By Natalia Zurowski
While on set, there is an unwritten list of behaviours and standards each person should adhere to and follow. This is your introduction (or reminder) of on-set norms to help facilitate an eye-roll-free photo shoot.
Quit the micromanaging - If you aren't in a direction job, don't tell others how they should be doing their work. There is a reason your colleagues got booked for that job on that specific day, just like you. It doesn't matter who has more experience, followers, or notoriety, it's important for everyone to come together to create a stellar product.
Find the line between help and interference.
Respect one another's talents - Be respectful of other people's work. If you are working with an industry legend, don't second-guess them or question their choices. They have a vision and idea for a shoot and even if it may not be to your liking, deal with it. If they ask for your opinion or look unsure or weary about an idea, feel free to chime in.
However, if your health or safety is at risk - that is a different matter.

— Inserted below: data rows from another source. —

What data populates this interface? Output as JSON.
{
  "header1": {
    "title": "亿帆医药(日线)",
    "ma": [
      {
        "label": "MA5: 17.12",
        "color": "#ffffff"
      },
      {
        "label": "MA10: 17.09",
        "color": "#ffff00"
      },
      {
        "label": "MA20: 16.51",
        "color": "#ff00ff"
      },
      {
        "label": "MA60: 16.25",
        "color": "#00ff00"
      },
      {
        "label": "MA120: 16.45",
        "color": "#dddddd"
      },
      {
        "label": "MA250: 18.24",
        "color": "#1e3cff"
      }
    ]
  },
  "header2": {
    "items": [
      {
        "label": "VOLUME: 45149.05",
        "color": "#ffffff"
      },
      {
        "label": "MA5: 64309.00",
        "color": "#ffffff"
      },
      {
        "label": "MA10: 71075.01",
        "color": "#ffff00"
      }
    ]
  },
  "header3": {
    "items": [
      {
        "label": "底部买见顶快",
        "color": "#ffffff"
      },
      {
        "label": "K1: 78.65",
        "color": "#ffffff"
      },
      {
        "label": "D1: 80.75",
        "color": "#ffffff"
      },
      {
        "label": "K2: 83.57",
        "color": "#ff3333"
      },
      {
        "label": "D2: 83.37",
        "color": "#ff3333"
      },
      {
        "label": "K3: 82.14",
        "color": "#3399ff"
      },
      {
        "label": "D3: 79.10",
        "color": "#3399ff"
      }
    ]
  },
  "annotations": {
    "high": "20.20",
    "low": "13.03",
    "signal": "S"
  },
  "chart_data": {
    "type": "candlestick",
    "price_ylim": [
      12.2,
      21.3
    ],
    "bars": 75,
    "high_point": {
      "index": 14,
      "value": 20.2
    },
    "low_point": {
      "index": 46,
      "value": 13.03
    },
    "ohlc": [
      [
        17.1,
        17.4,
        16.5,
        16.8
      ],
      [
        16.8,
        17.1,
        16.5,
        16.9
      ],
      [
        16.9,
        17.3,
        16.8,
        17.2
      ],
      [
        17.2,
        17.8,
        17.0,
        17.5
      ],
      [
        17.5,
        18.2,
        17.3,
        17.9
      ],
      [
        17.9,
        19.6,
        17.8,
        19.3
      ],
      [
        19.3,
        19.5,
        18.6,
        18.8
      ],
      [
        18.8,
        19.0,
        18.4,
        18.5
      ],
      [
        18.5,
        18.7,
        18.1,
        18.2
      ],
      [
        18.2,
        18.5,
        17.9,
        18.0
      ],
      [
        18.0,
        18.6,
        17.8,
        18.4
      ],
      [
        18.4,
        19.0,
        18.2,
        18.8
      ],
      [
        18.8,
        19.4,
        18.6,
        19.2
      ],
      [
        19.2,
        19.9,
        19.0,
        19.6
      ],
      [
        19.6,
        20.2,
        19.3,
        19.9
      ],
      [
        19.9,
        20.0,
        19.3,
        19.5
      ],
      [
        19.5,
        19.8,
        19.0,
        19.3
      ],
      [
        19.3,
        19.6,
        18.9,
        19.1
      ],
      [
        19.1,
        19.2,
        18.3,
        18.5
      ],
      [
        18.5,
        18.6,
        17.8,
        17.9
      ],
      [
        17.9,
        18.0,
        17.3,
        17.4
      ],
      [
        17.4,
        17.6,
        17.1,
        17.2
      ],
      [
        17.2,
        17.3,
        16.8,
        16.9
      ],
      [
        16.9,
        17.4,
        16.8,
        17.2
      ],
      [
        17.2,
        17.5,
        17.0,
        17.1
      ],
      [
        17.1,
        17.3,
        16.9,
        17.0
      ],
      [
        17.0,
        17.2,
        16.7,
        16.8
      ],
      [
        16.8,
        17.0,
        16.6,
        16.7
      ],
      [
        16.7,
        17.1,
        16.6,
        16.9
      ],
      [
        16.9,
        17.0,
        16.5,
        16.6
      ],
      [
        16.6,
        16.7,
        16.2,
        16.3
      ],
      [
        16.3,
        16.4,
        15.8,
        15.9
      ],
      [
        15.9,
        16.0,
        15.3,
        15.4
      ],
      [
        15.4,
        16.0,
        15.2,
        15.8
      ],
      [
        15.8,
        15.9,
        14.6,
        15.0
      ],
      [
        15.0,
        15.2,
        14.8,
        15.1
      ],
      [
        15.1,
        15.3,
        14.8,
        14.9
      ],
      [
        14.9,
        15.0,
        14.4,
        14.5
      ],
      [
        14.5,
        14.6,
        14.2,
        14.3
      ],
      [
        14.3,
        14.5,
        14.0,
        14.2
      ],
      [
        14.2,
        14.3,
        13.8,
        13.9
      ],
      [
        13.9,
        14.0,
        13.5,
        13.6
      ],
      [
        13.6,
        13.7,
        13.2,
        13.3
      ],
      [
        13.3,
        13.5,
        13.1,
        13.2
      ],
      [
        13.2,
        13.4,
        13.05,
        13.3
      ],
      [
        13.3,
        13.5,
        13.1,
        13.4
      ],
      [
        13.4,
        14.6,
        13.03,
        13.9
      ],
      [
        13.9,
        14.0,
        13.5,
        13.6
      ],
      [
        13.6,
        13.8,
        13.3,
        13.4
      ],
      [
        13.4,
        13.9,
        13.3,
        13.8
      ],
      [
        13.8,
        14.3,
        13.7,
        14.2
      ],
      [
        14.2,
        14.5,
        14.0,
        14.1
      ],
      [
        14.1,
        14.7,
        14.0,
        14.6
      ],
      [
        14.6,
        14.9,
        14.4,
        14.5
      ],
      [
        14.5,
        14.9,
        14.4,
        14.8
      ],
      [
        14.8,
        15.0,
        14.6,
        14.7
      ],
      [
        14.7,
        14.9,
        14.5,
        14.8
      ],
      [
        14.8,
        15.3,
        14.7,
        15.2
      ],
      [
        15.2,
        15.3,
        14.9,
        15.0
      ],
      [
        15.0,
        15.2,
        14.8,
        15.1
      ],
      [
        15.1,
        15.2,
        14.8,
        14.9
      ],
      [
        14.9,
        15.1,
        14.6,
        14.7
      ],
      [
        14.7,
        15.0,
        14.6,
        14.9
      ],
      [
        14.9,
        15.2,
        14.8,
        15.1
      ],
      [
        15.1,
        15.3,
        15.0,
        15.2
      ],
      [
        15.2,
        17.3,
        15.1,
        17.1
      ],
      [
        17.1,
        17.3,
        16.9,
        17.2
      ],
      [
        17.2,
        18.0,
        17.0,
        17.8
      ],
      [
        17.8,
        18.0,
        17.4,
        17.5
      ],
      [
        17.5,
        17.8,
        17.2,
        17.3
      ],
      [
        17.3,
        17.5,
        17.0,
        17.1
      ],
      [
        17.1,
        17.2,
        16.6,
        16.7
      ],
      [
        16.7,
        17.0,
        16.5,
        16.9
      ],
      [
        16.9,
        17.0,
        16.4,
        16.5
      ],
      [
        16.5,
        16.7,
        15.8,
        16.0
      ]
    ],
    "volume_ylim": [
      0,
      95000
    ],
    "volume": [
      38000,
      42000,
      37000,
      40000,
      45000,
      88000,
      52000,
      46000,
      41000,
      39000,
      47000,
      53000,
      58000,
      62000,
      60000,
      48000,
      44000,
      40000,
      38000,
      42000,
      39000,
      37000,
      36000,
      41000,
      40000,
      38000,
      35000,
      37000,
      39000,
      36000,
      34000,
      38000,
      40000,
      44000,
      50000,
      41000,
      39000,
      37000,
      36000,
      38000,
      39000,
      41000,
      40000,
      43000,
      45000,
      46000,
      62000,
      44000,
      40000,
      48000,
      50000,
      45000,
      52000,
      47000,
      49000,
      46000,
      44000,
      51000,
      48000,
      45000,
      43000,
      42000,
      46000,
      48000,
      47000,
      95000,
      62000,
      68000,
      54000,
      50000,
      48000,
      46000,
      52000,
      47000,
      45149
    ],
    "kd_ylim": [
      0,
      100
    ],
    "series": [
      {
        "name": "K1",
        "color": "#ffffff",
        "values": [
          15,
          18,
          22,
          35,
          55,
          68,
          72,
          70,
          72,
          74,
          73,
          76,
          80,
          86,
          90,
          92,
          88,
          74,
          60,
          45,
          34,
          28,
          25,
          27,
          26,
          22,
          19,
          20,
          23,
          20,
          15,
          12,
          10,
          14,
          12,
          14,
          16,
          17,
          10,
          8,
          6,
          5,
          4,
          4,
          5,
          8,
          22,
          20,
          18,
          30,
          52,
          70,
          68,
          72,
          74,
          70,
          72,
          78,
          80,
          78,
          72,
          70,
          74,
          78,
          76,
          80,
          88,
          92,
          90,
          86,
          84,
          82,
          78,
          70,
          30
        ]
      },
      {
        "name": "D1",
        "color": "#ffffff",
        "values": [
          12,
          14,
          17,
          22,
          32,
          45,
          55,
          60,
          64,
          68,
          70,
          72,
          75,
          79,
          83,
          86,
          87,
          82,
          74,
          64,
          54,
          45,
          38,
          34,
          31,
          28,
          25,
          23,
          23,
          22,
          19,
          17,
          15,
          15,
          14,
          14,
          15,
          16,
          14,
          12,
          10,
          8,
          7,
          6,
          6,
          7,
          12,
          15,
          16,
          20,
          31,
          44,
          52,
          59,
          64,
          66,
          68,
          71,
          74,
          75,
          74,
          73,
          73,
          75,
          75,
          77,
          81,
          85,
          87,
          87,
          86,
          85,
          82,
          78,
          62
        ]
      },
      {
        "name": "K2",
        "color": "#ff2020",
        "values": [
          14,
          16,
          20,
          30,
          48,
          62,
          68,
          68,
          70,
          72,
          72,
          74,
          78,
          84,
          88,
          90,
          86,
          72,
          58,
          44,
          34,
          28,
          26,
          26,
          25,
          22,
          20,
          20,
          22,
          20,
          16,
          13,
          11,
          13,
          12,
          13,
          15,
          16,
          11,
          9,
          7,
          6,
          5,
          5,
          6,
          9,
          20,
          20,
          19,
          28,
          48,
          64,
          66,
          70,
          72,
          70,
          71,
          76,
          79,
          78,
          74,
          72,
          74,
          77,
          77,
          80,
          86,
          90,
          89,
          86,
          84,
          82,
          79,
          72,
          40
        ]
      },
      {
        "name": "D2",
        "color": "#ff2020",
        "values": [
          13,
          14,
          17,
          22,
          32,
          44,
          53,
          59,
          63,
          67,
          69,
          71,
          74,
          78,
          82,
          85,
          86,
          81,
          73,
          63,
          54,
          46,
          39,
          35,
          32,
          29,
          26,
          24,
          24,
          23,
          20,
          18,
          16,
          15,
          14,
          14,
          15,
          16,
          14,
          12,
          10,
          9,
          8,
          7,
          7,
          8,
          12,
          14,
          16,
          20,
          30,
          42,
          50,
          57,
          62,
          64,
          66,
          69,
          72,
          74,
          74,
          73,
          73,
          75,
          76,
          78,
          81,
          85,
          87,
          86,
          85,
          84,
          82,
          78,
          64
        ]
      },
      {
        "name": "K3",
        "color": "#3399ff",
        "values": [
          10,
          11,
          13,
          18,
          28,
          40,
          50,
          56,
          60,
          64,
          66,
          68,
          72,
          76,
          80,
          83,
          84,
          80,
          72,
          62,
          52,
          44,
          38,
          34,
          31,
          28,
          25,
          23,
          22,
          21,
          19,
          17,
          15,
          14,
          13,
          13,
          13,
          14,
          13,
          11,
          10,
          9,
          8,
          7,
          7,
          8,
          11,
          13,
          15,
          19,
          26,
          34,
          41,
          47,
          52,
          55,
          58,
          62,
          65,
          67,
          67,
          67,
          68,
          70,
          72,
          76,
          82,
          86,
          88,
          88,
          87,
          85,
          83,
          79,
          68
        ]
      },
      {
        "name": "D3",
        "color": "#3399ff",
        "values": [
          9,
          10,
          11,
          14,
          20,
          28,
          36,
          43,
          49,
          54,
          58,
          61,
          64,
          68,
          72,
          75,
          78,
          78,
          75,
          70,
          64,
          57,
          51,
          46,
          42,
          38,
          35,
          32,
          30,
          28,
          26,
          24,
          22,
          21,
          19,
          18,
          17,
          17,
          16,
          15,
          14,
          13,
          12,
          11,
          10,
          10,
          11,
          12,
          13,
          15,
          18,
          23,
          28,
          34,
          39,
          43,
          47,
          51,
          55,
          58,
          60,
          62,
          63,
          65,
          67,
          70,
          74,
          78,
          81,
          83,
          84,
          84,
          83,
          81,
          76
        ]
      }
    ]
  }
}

Creative choices deserve respect, but so do workplace rights.
Trust the model - Being the focus of a project can be a bit stressful for some models, even if they're experienced. Before you offer pointers on poses or critiques, let the model warm up. Don't expect them to jump into the shoot and give you what you want right away. If he or she isn't Coco Rocha or doesn't have years of experience under his or her belt, let them warm up. Even then, the pros also sometimes need a few minutes to get a feel for the concept and get into their groove. Some positive reinforcement is always helpful.
Be patient - Sometimes a shoot doesn't go smoothly. Sometimes there are an endless number of set changes. If the photographer has to change the lights, if a makeup artist needs to add more contour or change a lip for a model, if the computer is acting up - chill. If there is a client present, know that what the client wants is the most important and everyone on set is only doing their best to satisfy them. Ideas that may have seemed good before the shoot may not be working as planned and have to be altered. This is common - take it easy and relax.
Bad vibes off the set - Although photoshoots tend to be fun they can also be stressful, especially if it's for a huge international brand. Everything needs to be just right. Try to have fun on set, be easygoing, and keep up the morale. Shawnna Downing, a makeup artist from Toronto, considers positivity on-set key in pulling off photoshoots and adds, "you can't create art while being rigid." Good energy is contagious and it's what will make people want to work with you time and time again.
Value time - Along with respecting other people's talents and work, it is important to respect and value their time - the amount of time spent is a cost. If the make up artist is doing your make up, you don't need to be on a call at that moment, let them do their work. If you're done a shoot, bring the shoes back to the stylist - pulling looks for editorials can take days, not to mention the returning afterwards. If you can see that another member of the crew needs help with something offer to help. Renting a studio space and hiring everyone on set is expensive and making the most of the day should be a priority.